§ **Material provided**
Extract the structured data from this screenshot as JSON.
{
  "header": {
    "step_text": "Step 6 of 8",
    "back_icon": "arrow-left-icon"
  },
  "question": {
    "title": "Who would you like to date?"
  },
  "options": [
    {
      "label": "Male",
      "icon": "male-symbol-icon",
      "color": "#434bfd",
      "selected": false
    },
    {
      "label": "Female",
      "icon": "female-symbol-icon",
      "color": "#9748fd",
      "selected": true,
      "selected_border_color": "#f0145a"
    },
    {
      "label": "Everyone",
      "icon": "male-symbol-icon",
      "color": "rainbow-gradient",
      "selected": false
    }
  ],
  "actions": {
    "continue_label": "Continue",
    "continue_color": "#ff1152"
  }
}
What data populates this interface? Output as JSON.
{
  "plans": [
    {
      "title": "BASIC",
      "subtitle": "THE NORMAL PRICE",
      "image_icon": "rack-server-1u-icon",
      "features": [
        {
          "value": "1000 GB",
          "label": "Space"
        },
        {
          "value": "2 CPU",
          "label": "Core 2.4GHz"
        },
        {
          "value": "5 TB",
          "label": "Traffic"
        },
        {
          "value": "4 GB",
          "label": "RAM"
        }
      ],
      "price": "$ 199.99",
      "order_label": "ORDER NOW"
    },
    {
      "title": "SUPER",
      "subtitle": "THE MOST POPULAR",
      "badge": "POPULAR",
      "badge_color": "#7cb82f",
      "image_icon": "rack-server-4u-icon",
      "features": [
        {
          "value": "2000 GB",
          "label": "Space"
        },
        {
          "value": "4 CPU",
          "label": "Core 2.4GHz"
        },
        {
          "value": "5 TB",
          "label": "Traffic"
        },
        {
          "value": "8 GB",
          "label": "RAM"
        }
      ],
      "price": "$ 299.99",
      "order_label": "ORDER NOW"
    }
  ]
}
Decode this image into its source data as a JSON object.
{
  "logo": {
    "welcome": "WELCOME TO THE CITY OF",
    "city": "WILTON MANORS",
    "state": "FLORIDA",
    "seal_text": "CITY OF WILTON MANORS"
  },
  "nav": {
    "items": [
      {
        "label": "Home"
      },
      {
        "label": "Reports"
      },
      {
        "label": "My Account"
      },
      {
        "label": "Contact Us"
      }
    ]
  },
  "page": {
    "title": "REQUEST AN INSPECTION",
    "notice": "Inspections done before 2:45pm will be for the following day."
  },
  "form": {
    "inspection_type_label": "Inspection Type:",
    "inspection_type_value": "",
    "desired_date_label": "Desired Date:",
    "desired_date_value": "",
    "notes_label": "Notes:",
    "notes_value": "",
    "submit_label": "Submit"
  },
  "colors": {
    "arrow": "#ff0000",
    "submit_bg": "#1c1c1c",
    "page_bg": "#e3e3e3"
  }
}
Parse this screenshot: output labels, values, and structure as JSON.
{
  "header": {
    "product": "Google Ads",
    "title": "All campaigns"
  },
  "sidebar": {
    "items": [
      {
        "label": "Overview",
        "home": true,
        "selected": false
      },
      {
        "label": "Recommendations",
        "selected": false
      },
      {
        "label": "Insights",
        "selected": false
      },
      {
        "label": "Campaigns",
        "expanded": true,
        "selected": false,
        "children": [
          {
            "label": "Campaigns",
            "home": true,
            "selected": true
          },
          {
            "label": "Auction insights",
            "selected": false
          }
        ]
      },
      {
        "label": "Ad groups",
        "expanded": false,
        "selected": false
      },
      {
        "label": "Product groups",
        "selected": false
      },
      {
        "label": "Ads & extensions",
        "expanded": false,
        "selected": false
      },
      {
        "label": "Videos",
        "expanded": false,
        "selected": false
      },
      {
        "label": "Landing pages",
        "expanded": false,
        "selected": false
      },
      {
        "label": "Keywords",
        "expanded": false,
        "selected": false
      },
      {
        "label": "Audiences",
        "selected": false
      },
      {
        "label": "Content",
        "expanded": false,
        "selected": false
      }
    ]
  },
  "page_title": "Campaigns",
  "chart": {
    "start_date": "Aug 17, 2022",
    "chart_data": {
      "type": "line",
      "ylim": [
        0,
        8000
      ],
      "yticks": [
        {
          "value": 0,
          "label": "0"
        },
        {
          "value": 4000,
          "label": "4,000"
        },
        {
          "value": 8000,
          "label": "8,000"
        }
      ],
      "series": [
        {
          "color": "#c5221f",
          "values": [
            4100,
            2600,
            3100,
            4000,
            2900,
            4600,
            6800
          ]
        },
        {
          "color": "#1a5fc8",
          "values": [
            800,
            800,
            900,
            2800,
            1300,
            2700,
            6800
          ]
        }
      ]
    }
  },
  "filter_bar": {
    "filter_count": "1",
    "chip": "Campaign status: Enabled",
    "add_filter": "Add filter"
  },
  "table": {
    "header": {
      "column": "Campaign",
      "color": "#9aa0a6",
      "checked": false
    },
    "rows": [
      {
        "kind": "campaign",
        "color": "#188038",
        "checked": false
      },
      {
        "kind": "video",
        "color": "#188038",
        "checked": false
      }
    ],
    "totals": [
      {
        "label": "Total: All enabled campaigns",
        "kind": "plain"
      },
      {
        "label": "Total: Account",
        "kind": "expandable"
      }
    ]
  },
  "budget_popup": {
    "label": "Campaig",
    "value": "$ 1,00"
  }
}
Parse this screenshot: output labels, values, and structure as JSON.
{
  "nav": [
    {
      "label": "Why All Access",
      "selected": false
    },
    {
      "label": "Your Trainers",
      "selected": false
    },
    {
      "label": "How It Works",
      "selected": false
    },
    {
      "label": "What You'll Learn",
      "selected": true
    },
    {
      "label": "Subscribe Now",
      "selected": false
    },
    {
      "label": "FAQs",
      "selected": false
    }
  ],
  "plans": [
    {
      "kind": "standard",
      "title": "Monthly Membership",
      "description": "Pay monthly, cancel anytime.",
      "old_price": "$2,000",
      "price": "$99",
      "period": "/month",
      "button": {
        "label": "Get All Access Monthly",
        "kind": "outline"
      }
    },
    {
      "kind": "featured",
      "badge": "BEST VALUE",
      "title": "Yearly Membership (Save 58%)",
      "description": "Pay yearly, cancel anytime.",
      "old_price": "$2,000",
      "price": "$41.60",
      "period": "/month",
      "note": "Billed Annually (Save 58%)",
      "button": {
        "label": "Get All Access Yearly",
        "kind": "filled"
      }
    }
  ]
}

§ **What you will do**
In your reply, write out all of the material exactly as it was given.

§ **Result of this task**
Extract the structured data from this screenshot as JSON.
{
  "header": {
    "step_text": "Step 6 of 8",
    "back_icon": "arrow-left-icon"
  },
  "question": {
    "title": "Who would you like to date?"
  },
  "options": [
    {
      "label": "Male",
      "icon": "male-symbol-icon",
      "color": "#434bfd",
      "selected": false
    },
    {
      "label": "Female",
      "icon": "female-symbol-icon",
      "color": "#9748fd",
      "selected": true,
      "selected_border_color": "#f0145a"
    },
    {
      "label": "Everyone",
      "icon": "male-symbol-icon",
      "color": "rainbow-gradient",
      "selected": false
    }
  ],
  "actions": {
    "continue_label": "Continue",
    "continue_color": "#ff1152"
  }
}
What data populates this interface? Output as JSON.
{
  "plans": [
    {
      "title": "BASIC",
      "subtitle": "THE NORMAL PRICE",
      "image_icon": "rack-server-1u-icon",
      "features": [
        {
          "value": "1000 GB",
          "label": "Space"
        },
        {
          "value": "2 CPU",
          "label": "Core 2.4GHz"
        },
        {
          "value": "5 TB",
          "label": "Traffic"
        },
        {
          "value": "4 GB",
          "label": "RAM"
        }
      ],
      "price": "$ 199.99",
      "order_label": "ORDER NOW"
    },
    {
      "title": "SUPER",
      "subtitle": "THE MOST POPULAR",
      "badge": "POPULAR",
      "badge_color": "#7cb82f",
      "image_icon": "rack-server-4u-icon",
      "features": [
        {
          "value": "2000 GB",
          "label": "Space"
        },
        {
          "value": "4 CPU",
          "label": "Core 2.4GHz"
        },
        {
          "value": "5 TB",
          "label": "Traffic"
        },
        {
          "value": "8 GB",
          "label": "RAM"
        }
      ],
      "price": "$ 299.99",
      "order_label": "ORDER NOW"
    }
  ]
}
Decode this image into its source data as a JSON object.
{
  "logo": {
    "welcome": "WELCOME TO THE CITY OF",
    "city": "WILTON MANORS",
    "state": "FLORIDA",
    "seal_text": "CITY OF WILTON MANORS"
  },
  "nav": {
    "items": [
      {
        "label": "Home"
      },
      {
        "label": "Reports"
      },
      {
        "label": "My Account"
      },
      {
        "label": "Contact Us"
      }
    ]
  },
  "page": {
    "title": "REQUEST AN INSPECTION",
    "notice": "Inspections done before 2:45pm will be for the following day."
  },
  "form": {
    "inspection_type_label": "Inspection Type:",
    "inspection_type_value": "",
    "desired_date_label": "Desired Date:",
    "desired_date_value": "",
    "notes_label": "Notes:",
    "notes_value": "",
    "submit_label": "Submit"
  },
  "colors": {
    "arrow": "#ff0000",
    "submit_bg": "#1c1c1c",
    "page_bg": "#e3e3e3"
  }
}
Parse this screenshot: output labels, values, and structure as JSON.
{
  "header": {
    "product": "Google Ads",
    "title": "All campaigns"
  },
  "sidebar": {
    "items": [
      {
        "label": "Overview",
        "home": true,
        "selected": false
      },
      {
        "label": "Recommendations",
        "selected": false
      },
      {
        "label": "Insights",
        "selected": false
      },
      {
        "label": "Campaigns",
        "expanded": true,
        "selected": false,
        "children": [
          {
            "label": "Campaigns",
            "home": true,
            "selected": true
          },
          {
            "label": "Auction insights",
            "selected": false
          }
        ]
      },
      {
        "label": "Ad groups",
        "expanded": false,
        "selected": false
      },
      {
        "label": "Product groups",
        "selected": false
      },
      {
        "label": "Ads & extensions",
        "expanded": false,
        "selected": false
      },
      {
        "label": "Videos",
        "expanded": false,
        "selected": false
      },
      {
        "label": "Landing pages",
        "expanded": false,
        "selected": false
      },
      {
        "label": "Keywords",
        "expanded": false,
        "selected": false
      },
      {
        "label": "Audiences",
        "selected": false
      },
      {
        "label": "Content",
        "expanded": false,
        "selected": false
      }
    ]
  },
  "page_title": "Campaigns",
  "chart": {
    "start_date": "Aug 17, 2022",
    "chart_data": {
      "type": "line",
      "ylim": [
        0,
        8000
      ],
      "yticks": [
        {
          "value": 0,
          "label": "0"
        },
        {
          "value": 4000,
          "label": "4,000"
        },
        {
          "value": 8000,
          "label": "8,000"
        }
      ],
      "series": [
        {
          "color": "#c5221f",
          "values": [
            4100,
            2600,
            3100,
            4000,
            2900,
            4600,
            6800
          ]
        },
        {
          "color": "#1a5fc8",
          "values": [
            800,
            800,
            900,
            2800,
            1300,
            2700,
            6800
          ]
        }
      ]
    }
  },
  "filter_bar": {
    "filter_count": "1",
    "chip": "Campaign status: Enabled",
    "add_filter": "Add filter"
  },
  "table": {
    "header": {
      "column": "Campaign",
      "color": "#9aa0a6",
      "checked": false
    },
    "rows": [
      {
        "kind": "campaign",
        "color": "#188038",
        "checked": false
      },
      {
        "kind": "video",
        "color": "#188038",
        "checked": false
      }
    ],
    "totals": [
      {
        "label": "Total: All enabled campaigns",
        "kind": "plain"
      },
      {
        "label": "Total: Account",
        "kind": "expandable"
      }
    ]
  },
  "budget_popup": {
    "label": "Campaig",
    "value": "$ 1,00"
  }
}
Parse this screenshot: output labels, values, and structure as JSON.
{
  "nav": [
    {
      "label": "Why All Access",
      "selected": false
    },
    {
      "label": "Your Trainers",
      "selected": false
    },
    {
      "label": "How It Works",
      "selected": false
    },
    {
      "label": "What You'll Learn",
      "selected": true
    },
    {
      "label": "Subscribe Now",
      "selected": false
    },
    {
      "label": "FAQs",
      "selected": false
    }
  ],
  "plans": [
    {
      "kind": "standard",
      "title": "Monthly Membership",
      "description": "Pay monthly, cancel anytime.",
      "old_price": "$2,000",
      "price": "$99",
      "period": "/month",
      "button": {
        "label": "Get All Access Monthly",
        "kind": "outline"
      }
    },
    {
      "kind": "featured",
      "badge": "BEST VALUE",
      "title": "Yearly Membership (Save 58%)",
      "description": "Pay yearly, cancel anytime.",
      "old_price": "$2,000",
      "price": "$41.60",
      "period": "/month",
      "note": "Billed Annually (Save 58%)",
      "button": {
        "label": "Get All Access Yearly",
        "kind": "filled"
      }
    }
  ]
}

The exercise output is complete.